More than 1,260 Wigan people have died with Covid since the pandemic began
More than 1,000 people in Wigan have died from coronavirus since the pandemic reached the UK around two years ago.
Marie Curie is commemorating March 23 – two years after Prime Minister Boris Johnson announced the first UK-wide lockdown – as the National Day of Reflection.
The charity is urging people to come together to remember the lives of those lost to Covid-19, and support the millions of people across the UK who are grieving – as figures reveal the extent of the deadly toll in Wigan.
Figures from the Office for National Statistics show that in Wigan 1,262 deaths involving Covid-19 had been provisionally registered up to March 12.
Of these, 1,034 were in hospitals and 152 in care homes, while 55 occurred in private homes and 19 in hospices.
There were also two deaths elsewhere.
It means deaths outside hospital settings accounted for 18 per cent of the overall toll.
ONS data is based on where Covid-19 is mentioned anywhere on the death certificate.
The deadliest week of the pandemic so far came in the seven days to April 17 2020, when 68 people lost their lives in Wigan.
The deaths in the area were among 25,145 registered across the North West up to March 12, and 159,419 across England.
Claire Collins, Marie Curie's bereavement coordinator, said coming together on March 23 is a way to "reflect on our collective losses in a mindful way".
She added: "There are still millions of people living with the deep trauma of losing a loved one during the last two years and we hope everyone finds comfort and embraces the day, whether you have had a close bereavement or not."
A minute's silence will be held at midday on Wednesday, March 23 to commemorate the day, and people are being encouraged to shine a light at 8pm or display flowers in their window to show support.

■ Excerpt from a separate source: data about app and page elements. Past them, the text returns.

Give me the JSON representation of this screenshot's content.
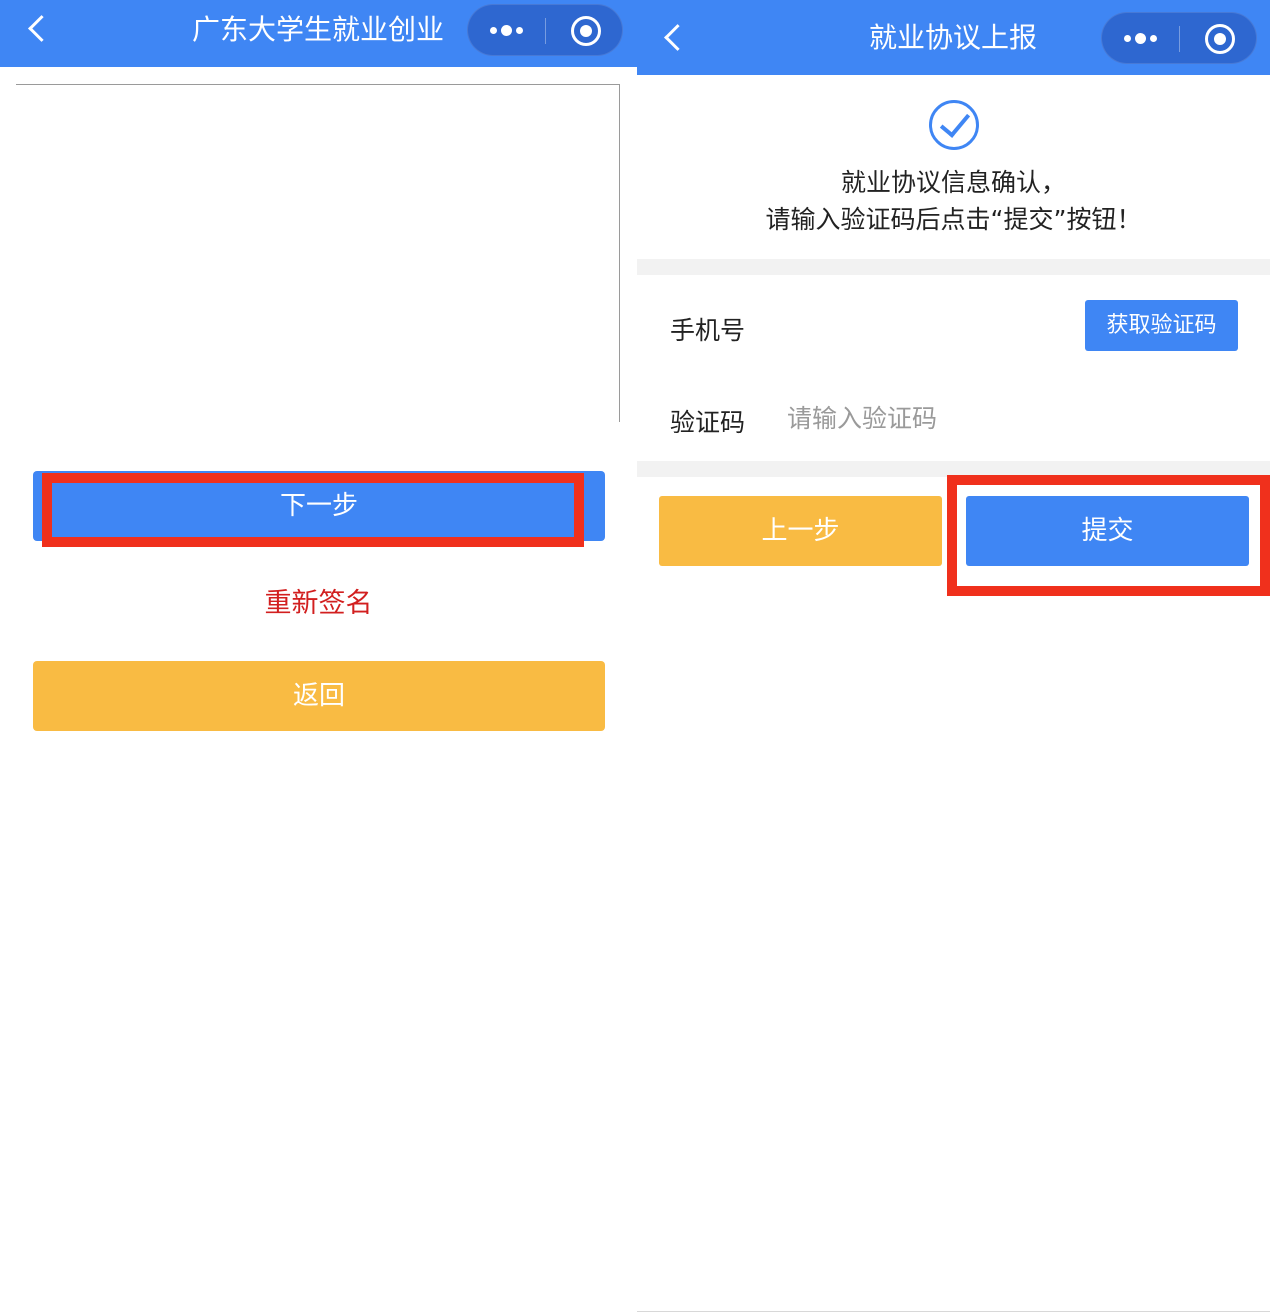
{
  "left": {
    "navbar": {
      "title": "广东大学生就业创业"
    },
    "buttons": {
      "next_label": "下一步",
      "resign_label": "重新签名",
      "back_label": "返回"
    }
  },
  "right": {
    "navbar": {
      "title": "就业协议上报"
    },
    "notice": {
      "line1": "就业协议信息确认，",
      "line2": "请输入验证码后点击“提交”按钮！"
    },
    "form": {
      "phone_label": "手机号",
      "get_code_label": "获取验证码",
      "code_label": "验证码",
      "code_placeholder": "请输入验证码",
      "code_value": ""
    },
    "buttons": {
      "prev_label": "上一步",
      "submit_label": "提交"
    }
  },
  "colors": {
    "brand_blue": "#3f86f4",
    "button_yellow": "#f9bb43",
    "highlight_red": "#f0301c",
    "resign_red": "#d21f1f"
  },
  "icons": [
    "back-icon",
    "more-icon",
    "target-icon",
    "check-circle-icon"
  ]
}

Separate figures from the UK coronavirus daily dashboard reveal the rate of deaths in Wigan within 28 days of a positive coronavirus test – a different measure than that used by the ONS.